*SUPPLIED RECORDS:*
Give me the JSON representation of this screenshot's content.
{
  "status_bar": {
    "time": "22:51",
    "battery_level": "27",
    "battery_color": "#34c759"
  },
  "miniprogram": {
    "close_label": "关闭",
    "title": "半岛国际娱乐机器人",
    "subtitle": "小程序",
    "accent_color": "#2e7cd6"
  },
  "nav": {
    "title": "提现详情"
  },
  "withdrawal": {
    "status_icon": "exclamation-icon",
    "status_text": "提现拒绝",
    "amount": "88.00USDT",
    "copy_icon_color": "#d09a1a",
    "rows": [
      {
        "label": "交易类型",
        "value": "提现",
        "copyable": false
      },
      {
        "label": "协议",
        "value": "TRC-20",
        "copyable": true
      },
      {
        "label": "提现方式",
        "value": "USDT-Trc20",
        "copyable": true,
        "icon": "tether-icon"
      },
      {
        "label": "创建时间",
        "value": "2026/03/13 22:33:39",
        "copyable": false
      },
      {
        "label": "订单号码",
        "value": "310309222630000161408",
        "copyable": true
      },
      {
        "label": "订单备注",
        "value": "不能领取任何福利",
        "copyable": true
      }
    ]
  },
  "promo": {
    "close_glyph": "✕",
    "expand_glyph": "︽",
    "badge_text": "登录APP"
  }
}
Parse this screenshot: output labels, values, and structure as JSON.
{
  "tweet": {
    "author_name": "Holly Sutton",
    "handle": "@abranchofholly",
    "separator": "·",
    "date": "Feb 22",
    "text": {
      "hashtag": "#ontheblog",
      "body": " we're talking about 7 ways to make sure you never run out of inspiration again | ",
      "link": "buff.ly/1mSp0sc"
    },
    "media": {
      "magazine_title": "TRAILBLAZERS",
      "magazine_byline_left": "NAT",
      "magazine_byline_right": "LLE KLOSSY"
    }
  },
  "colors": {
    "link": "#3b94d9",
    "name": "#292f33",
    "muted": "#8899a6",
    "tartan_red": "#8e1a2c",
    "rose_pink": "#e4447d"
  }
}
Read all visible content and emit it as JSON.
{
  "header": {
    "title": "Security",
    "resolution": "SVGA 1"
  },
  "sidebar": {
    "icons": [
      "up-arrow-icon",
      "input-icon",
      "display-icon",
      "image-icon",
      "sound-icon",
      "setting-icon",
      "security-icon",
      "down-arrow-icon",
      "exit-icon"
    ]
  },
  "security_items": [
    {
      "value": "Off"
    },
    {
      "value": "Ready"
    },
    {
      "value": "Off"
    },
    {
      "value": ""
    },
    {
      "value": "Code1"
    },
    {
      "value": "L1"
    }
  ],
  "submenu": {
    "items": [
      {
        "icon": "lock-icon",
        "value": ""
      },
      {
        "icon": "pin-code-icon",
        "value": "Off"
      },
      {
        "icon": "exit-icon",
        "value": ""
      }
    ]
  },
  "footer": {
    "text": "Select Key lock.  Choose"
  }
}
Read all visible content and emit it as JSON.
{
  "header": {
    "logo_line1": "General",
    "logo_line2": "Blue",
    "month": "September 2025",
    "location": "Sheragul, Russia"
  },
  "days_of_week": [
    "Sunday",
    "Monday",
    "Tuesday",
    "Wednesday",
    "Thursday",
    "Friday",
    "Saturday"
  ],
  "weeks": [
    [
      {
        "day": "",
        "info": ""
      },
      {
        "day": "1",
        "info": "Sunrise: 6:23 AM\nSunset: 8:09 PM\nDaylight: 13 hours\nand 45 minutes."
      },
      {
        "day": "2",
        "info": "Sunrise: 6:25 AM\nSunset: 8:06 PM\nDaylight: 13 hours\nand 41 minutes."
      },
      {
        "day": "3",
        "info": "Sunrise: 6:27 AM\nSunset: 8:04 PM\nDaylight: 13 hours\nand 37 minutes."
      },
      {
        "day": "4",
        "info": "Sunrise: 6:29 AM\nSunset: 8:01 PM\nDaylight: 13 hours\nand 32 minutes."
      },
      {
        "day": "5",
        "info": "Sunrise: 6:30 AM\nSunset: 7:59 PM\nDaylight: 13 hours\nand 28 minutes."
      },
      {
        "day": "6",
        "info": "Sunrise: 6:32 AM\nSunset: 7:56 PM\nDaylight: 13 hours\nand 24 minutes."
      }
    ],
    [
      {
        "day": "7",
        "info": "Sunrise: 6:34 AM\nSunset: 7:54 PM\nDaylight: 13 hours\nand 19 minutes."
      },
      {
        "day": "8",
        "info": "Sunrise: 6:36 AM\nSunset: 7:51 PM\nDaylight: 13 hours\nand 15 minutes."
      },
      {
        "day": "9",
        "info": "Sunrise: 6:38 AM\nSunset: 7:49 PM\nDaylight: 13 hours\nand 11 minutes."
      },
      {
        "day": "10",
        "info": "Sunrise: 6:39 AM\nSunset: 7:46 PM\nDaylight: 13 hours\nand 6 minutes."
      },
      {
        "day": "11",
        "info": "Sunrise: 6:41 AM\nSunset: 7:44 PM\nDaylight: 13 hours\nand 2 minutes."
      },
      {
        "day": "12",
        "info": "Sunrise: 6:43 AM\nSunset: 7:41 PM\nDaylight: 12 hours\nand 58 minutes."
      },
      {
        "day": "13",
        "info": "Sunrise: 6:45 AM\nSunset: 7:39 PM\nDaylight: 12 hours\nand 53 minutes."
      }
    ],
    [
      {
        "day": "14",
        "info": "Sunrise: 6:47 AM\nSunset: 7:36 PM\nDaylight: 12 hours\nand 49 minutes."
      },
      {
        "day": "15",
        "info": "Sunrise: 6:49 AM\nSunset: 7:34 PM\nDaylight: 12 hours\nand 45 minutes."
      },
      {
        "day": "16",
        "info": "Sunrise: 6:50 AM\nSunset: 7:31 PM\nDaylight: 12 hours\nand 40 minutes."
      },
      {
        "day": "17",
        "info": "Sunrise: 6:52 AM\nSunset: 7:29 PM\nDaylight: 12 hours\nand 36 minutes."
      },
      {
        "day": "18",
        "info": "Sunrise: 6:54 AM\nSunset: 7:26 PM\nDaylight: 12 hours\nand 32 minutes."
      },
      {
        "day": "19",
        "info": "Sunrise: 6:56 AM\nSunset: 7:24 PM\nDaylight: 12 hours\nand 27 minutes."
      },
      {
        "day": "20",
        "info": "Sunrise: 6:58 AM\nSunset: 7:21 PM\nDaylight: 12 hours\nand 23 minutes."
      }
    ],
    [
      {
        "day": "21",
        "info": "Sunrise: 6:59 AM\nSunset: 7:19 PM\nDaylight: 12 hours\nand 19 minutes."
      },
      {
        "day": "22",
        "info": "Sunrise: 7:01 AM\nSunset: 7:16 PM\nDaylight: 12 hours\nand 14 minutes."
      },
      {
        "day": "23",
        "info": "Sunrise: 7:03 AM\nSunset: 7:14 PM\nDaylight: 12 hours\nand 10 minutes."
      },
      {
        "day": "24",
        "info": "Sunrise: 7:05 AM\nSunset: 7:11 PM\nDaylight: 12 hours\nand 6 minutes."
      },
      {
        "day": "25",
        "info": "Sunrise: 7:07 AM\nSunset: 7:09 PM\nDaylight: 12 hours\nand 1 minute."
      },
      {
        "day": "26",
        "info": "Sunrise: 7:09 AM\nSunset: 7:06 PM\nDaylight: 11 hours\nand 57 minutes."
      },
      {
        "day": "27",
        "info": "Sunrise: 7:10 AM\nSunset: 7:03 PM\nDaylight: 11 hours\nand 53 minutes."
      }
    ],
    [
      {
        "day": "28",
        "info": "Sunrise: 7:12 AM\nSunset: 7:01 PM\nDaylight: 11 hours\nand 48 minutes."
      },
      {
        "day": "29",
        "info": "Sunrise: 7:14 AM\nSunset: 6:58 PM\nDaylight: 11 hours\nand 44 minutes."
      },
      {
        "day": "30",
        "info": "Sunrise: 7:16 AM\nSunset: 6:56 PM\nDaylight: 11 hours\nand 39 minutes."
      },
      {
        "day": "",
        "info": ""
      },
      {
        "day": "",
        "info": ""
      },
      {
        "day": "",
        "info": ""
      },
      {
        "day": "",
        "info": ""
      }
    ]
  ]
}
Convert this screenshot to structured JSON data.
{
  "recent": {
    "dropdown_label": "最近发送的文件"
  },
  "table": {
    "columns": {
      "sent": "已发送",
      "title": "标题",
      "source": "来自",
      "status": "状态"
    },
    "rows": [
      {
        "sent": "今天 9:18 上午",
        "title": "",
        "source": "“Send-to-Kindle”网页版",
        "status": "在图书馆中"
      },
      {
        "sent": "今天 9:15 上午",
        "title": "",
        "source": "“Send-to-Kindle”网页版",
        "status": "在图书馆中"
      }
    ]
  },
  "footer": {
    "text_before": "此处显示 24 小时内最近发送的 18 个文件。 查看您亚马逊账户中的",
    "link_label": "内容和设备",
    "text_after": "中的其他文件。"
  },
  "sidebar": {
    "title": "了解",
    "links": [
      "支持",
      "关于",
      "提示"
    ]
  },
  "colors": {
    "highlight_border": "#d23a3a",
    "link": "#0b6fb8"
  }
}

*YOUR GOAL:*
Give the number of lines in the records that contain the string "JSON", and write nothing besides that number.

*THE COMPLETED TASK:*
5